Also at DKos.
Oh, what a tangled web. Historians may reflect that the Bush administration's downfall was its blind faith in the power of the lie. The current controversy over the firings and hirings of U.S. Attorneys could be the brouhaha that collapses the Bush administration's card house of deceptions.
The Final Straw?
As sins of the Bush administration go, the firing of U.S. Attorneys for political reasons is a relatively venial one. Compared to lying its way into an optional invasion of Iraq that the neoconservatives had been pushing for since January of 1998, long before Bush the younger threw his hat in the ring, firing a few federal prosecutors for not playing ball with the administration is the relative equivalent of snitching cookies.
And yet, Attorney-gate may prove to be the straw that broke the camel's proverbial back.
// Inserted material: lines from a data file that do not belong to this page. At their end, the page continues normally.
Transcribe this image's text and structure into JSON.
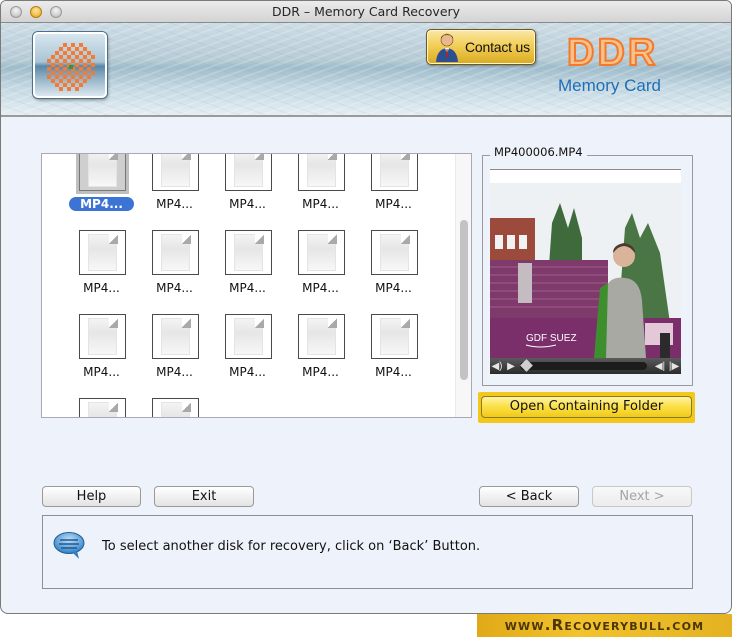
{
  "window": {
    "title": "DDR – Memory Card Recovery"
  },
  "header": {
    "contact_label": "Contact us",
    "brand_name": "DDR",
    "brand_subtitle": "Memory Card",
    "colors": {
      "brand_orange": "#f27a2a",
      "brand_blue": "#1f6fb6"
    }
  },
  "file_browser": {
    "selected_index": 0,
    "items": [
      {
        "label": "MP4...",
        "icon": "document-icon"
      },
      {
        "label": "MP4...",
        "icon": "document-icon"
      },
      {
        "label": "MP4...",
        "icon": "document-icon"
      },
      {
        "label": "MP4...",
        "icon": "document-icon"
      },
      {
        "label": "MP4...",
        "icon": "document-icon"
      },
      {
        "label": "MP4...",
        "icon": "document-icon"
      },
      {
        "label": "MP4...",
        "icon": "document-icon"
      },
      {
        "label": "MP4...",
        "icon": "document-icon"
      },
      {
        "label": "MP4...",
        "icon": "document-icon"
      },
      {
        "label": "MP4...",
        "icon": "document-icon"
      },
      {
        "label": "MP4...",
        "icon": "document-icon"
      },
      {
        "label": "MP4...",
        "icon": "document-icon"
      },
      {
        "label": "MP4...",
        "icon": "document-icon"
      },
      {
        "label": "MP4...",
        "icon": "document-icon"
      },
      {
        "label": "MP4...",
        "icon": "document-icon"
      },
      {
        "label": "",
        "icon": "document-icon"
      },
      {
        "label": "",
        "icon": "document-icon"
      }
    ],
    "selection_color": "#3c74d6"
  },
  "preview": {
    "file_name": "MP400006.MP4",
    "banner_text": "GDF SUEZ",
    "player": {
      "volume_icon": "speaker-icon",
      "play_icon": "play-icon",
      "progress_fraction": 0.0,
      "prev_icon": "step-back-icon",
      "next_icon": "step-forward-icon"
    },
    "open_folder_label": "Open Containing Folder"
  },
  "buttons": {
    "help": "Help",
    "exit": "Exit",
    "back": "< Back",
    "next": "Next >",
    "next_disabled": true
  },
  "message": {
    "icon": "speech-bubble-icon",
    "text": "To select another disk for recovery, click on ‘Back’ Button."
  },
  "watermark": "www.Recoverybull.com"
}
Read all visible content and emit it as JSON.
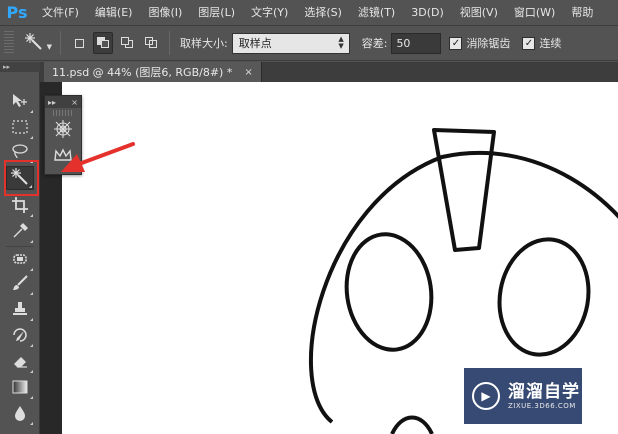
{
  "app": {
    "logo": "Ps"
  },
  "menu": [
    "文件(F)",
    "编辑(E)",
    "图像(I)",
    "图层(L)",
    "文字(Y)",
    "选择(S)",
    "滤镜(T)",
    "3D(D)",
    "视图(V)",
    "窗口(W)",
    "帮助"
  ],
  "options": {
    "sample_size_label": "取样大小:",
    "sample_size_value": "取样点",
    "tolerance_label": "容差:",
    "tolerance_value": "50",
    "antialias_label": "消除锯齿",
    "contiguous_label": "连续"
  },
  "document": {
    "tab_title": "11.psd @ 44% (图层6, RGB/8#) *",
    "close_symbol": "×"
  },
  "flyout": {
    "collapse": "▸▸",
    "close": "×"
  },
  "watermark": {
    "name": "溜溜自学",
    "url": "ZIXUE.3D66.COM"
  },
  "colors": {
    "highlight": "#e4312b",
    "ps_blue": "#31a8ff",
    "ui_gray": "#535353"
  }
}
The judiciary committees of both houses of Congress have passed measures authorizing issuing of subpoenas against Karl Rove and other high level administration officials regarding the firing of eight federal prosecutors. The White House responded by offering to allow the officials to testify behind closed doors under the conditions of no oaths and no transcripts. Senator Judiciary Committee chairman Pat Leahy (D-VT) described the offer as "nothing, nothing, nothing."
We can see where this is heading--hardball negations will take place to try to avoid having subpoenas actually issued. If the negotiations don't work, subpoenas will fly. The administration will claim executive privilege to ignore the subpoenas. Congress will charge them with contempt, and the mess will spill into the federal courts.
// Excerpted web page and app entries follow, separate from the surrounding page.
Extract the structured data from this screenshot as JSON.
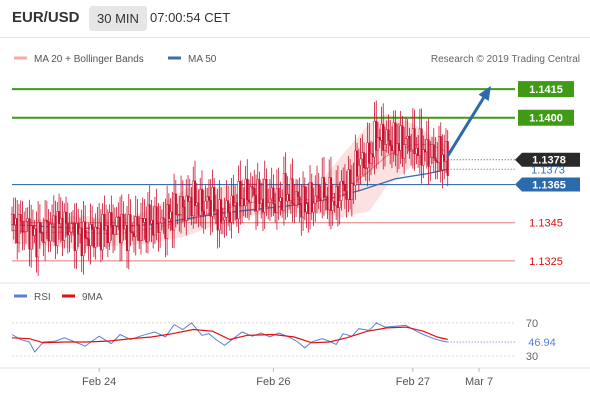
{
  "header": {
    "pair": "EUR/USD",
    "timeframe": "30 MIN",
    "time": "07:00:54 CET"
  },
  "legend": {
    "ma20_bb": "MA 20 + Bollinger Bands",
    "ma50": "MA 50",
    "copyright": "Research © 2019 Trading Central",
    "rsi": "RSI",
    "ma9": "9MA"
  },
  "colors": {
    "candle": "#c8102e",
    "bollinger": "#f7a9a9",
    "ma50": "#3a6fb0",
    "target": "#3f9a16",
    "support": "#e07a7a",
    "arrow": "#2b6aad",
    "current": "#2a2a2a",
    "rsi": "#5b7fd9",
    "ma9": "#e01010"
  },
  "chart_data": [
    {
      "type": "candlestick",
      "x_tick_labels": [
        "Feb 24",
        "Feb 26",
        "Feb 27",
        "Mar 7"
      ],
      "ylim": [
        1.1315,
        1.1425
      ],
      "levels": [
        {
          "label": "1.1415",
          "value": 1.1415,
          "kind": "target"
        },
        {
          "label": "1.1400",
          "value": 1.14,
          "kind": "target"
        },
        {
          "label": "1.1378",
          "value": 1.1378,
          "kind": "current"
        },
        {
          "label": "1.1373",
          "value": 1.1373,
          "kind": "ma50-value"
        },
        {
          "label": "1.1365",
          "value": 1.1365,
          "kind": "pivot"
        },
        {
          "label": "1.1345",
          "value": 1.1345,
          "kind": "support"
        },
        {
          "label": "1.1325",
          "value": 1.1325,
          "kind": "support"
        }
      ],
      "close_path": [
        [
          0,
          1.1344
        ],
        [
          8,
          1.1343
        ],
        [
          13,
          1.1337
        ],
        [
          20,
          1.1342
        ],
        [
          28,
          1.1345
        ],
        [
          36,
          1.134
        ],
        [
          42,
          1.1337
        ],
        [
          50,
          1.1341
        ],
        [
          57,
          1.1343
        ],
        [
          61,
          1.1345
        ],
        [
          66,
          1.134
        ],
        [
          73,
          1.1343
        ],
        [
          79,
          1.1346
        ],
        [
          86,
          1.1344
        ],
        [
          92,
          1.135
        ],
        [
          100,
          1.1354
        ],
        [
          103,
          1.1358
        ],
        [
          109,
          1.1353
        ],
        [
          114,
          1.1357
        ],
        [
          119,
          1.1347
        ],
        [
          126,
          1.1353
        ],
        [
          132,
          1.1358
        ],
        [
          137,
          1.1361
        ],
        [
          143,
          1.1357
        ],
        [
          148,
          1.1358
        ],
        [
          152,
          1.1356
        ],
        [
          157,
          1.1361
        ],
        [
          161,
          1.1359
        ],
        [
          167,
          1.1354
        ],
        [
          172,
          1.1356
        ],
        [
          177,
          1.1362
        ],
        [
          181,
          1.1358
        ],
        [
          186,
          1.1356
        ],
        [
          190,
          1.1364
        ],
        [
          194,
          1.1362
        ],
        [
          198,
          1.1376
        ],
        [
          205,
          1.1379
        ],
        [
          209,
          1.139
        ],
        [
          216,
          1.1388
        ],
        [
          222,
          1.1386
        ],
        [
          228,
          1.1387
        ],
        [
          233,
          1.1384
        ],
        [
          238,
          1.1382
        ],
        [
          241,
          1.138
        ],
        [
          247,
          1.138
        ],
        [
          250,
          1.1378
        ]
      ],
      "ma20_path": [
        [
          0,
          1.1341
        ],
        [
          20,
          1.134
        ],
        [
          40,
          1.134
        ],
        [
          60,
          1.1339
        ],
        [
          80,
          1.1342
        ],
        [
          100,
          1.1346
        ],
        [
          120,
          1.1352
        ],
        [
          140,
          1.1356
        ],
        [
          160,
          1.1357
        ],
        [
          175,
          1.1357
        ],
        [
          190,
          1.1362
        ],
        [
          205,
          1.1372
        ],
        [
          215,
          1.138
        ],
        [
          230,
          1.1386
        ],
        [
          240,
          1.1386
        ],
        [
          250,
          1.1382
        ]
      ],
      "bollinger_upper": [
        [
          0,
          1.1346
        ],
        [
          20,
          1.1347
        ],
        [
          40,
          1.1349
        ],
        [
          60,
          1.1346
        ],
        [
          80,
          1.1352
        ],
        [
          100,
          1.1363
        ],
        [
          120,
          1.1364
        ],
        [
          140,
          1.1366
        ],
        [
          160,
          1.1365
        ],
        [
          175,
          1.1364
        ],
        [
          190,
          1.1381
        ],
        [
          205,
          1.1397
        ],
        [
          215,
          1.1402
        ],
        [
          230,
          1.1397
        ],
        [
          240,
          1.1391
        ],
        [
          250,
          1.1385
        ]
      ],
      "bollinger_lower": [
        [
          0,
          1.1334
        ],
        [
          20,
          1.1333
        ],
        [
          40,
          1.1331
        ],
        [
          60,
          1.1333
        ],
        [
          80,
          1.1334
        ],
        [
          100,
          1.1338
        ],
        [
          120,
          1.1345
        ],
        [
          140,
          1.1349
        ],
        [
          160,
          1.135
        ],
        [
          175,
          1.135
        ],
        [
          190,
          1.1348
        ],
        [
          205,
          1.1351
        ],
        [
          215,
          1.1364
        ],
        [
          230,
          1.1375
        ],
        [
          240,
          1.1376
        ],
        [
          250,
          1.1377
        ]
      ],
      "ma50_path": [
        [
          0,
          1.1344
        ],
        [
          40,
          1.1342
        ],
        [
          80,
          1.1344
        ],
        [
          120,
          1.135
        ],
        [
          160,
          1.1354
        ],
        [
          180,
          1.1357
        ],
        [
          200,
          1.1362
        ],
        [
          220,
          1.1368
        ],
        [
          240,
          1.1371
        ],
        [
          250,
          1.1373
        ]
      ],
      "forecast_arrow": [
        [
          250,
          1.138
        ],
        [
          273,
          1.1414
        ]
      ]
    },
    {
      "type": "line",
      "tick_labels": [
        "70",
        "30"
      ],
      "ylim": [
        18,
        88
      ],
      "current_value": "46.94",
      "series": [
        {
          "name": "RSI",
          "points": [
            [
              0,
              56
            ],
            [
              5,
              50
            ],
            [
              10,
              47
            ],
            [
              13,
              35
            ],
            [
              18,
              47
            ],
            [
              25,
              48
            ],
            [
              30,
              52
            ],
            [
              35,
              48
            ],
            [
              42,
              42
            ],
            [
              50,
              54
            ],
            [
              57,
              45
            ],
            [
              62,
              56
            ],
            [
              68,
              50
            ],
            [
              75,
              55
            ],
            [
              82,
              59
            ],
            [
              88,
              53
            ],
            [
              93,
              68
            ],
            [
              98,
              62
            ],
            [
              103,
              70
            ],
            [
              109,
              55
            ],
            [
              113,
              57
            ],
            [
              117,
              50
            ],
            [
              122,
              43
            ],
            [
              127,
              51
            ],
            [
              132,
              59
            ],
            [
              138,
              54
            ],
            [
              143,
              58
            ],
            [
              148,
              53
            ],
            [
              153,
              58
            ],
            [
              159,
              53
            ],
            [
              164,
              47
            ],
            [
              168,
              40
            ],
            [
              172,
              47
            ],
            [
              178,
              51
            ],
            [
              182,
              48
            ],
            [
              186,
              44
            ],
            [
              190,
              57
            ],
            [
              195,
              54
            ],
            [
              199,
              63
            ],
            [
              205,
              61
            ],
            [
              209,
              70
            ],
            [
              214,
              65
            ],
            [
              220,
              66
            ],
            [
              226,
              67
            ],
            [
              232,
              60
            ],
            [
              236,
              56
            ],
            [
              242,
              51
            ],
            [
              247,
              48
            ],
            [
              250,
              47
            ]
          ]
        },
        {
          "name": "9MA",
          "points": [
            [
              0,
              52
            ],
            [
              10,
              51
            ],
            [
              18,
              46
            ],
            [
              30,
              47
            ],
            [
              42,
              47
            ],
            [
              55,
              48
            ],
            [
              68,
              51
            ],
            [
              80,
              53
            ],
            [
              92,
              57
            ],
            [
              104,
              62
            ],
            [
              115,
              60
            ],
            [
              125,
              50
            ],
            [
              135,
              55
            ],
            [
              150,
              56
            ],
            [
              162,
              53
            ],
            [
              172,
              46
            ],
            [
              182,
              47
            ],
            [
              192,
              52
            ],
            [
              204,
              60
            ],
            [
              215,
              64
            ],
            [
              226,
              65
            ],
            [
              236,
              60
            ],
            [
              244,
              53
            ],
            [
              250,
              50
            ]
          ]
        }
      ]
    }
  ]
}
In military art terms, this kind of jostling is called "peripheral warfare."
As best we can tell, the administration didn't do anything illegal by firing those eight U.S. attorneys except lie about why and how they did it. But that's not what Attorney-gate is really about. It's about the Iraq war, and it's about the limits of executive privilege.
If Congress can coerce Rove and other administration high-rollers into public testimony under oath over Attorney-gate, it can call the entire unholy gang in to testify on the run up to Iraq, the domestic surveillance program, the Patriot Act abuses, and the entire laundry list of the Bush cabal's high crimes and misdemeanors.
That would fracture the Republican Party even further than it already is. GOP pols would have to either abandon the neoconservative cabal that has infested it or go down with the ship.
That's precisely why I think aggressive pursuit of open, under oath testimonies by administration luminaries in front of congress is a good thing. We need a vibrant two-party system. What we most certainly don't need is a conservative party dominated by militaristic maniacs.
Thursday afternoon, MSNBC's Tucker Carlson reported that the Senate Judiciary Committee has sent a letter to White House Counsel Fred Fielding saying words to the effect of "is that your final offer?"
Tucker's bobble-heads thought the Senate committee might settle for an agreement in which the Bush boys and girls might testify on record as long as they don't have to testify under oath.
What. The. Hell?
What's the point of having someone testify if they don't promise to tell the truth?
Then again, what do oaths mean to members of the Bush administration? They all took oaths to uphold the Constitution, and look how that turned out.
Commander Jeff Huber, U.S. Navy (Retired) writes from Virginia Beach, Virginia. Read his commentaries at Pen and Sword.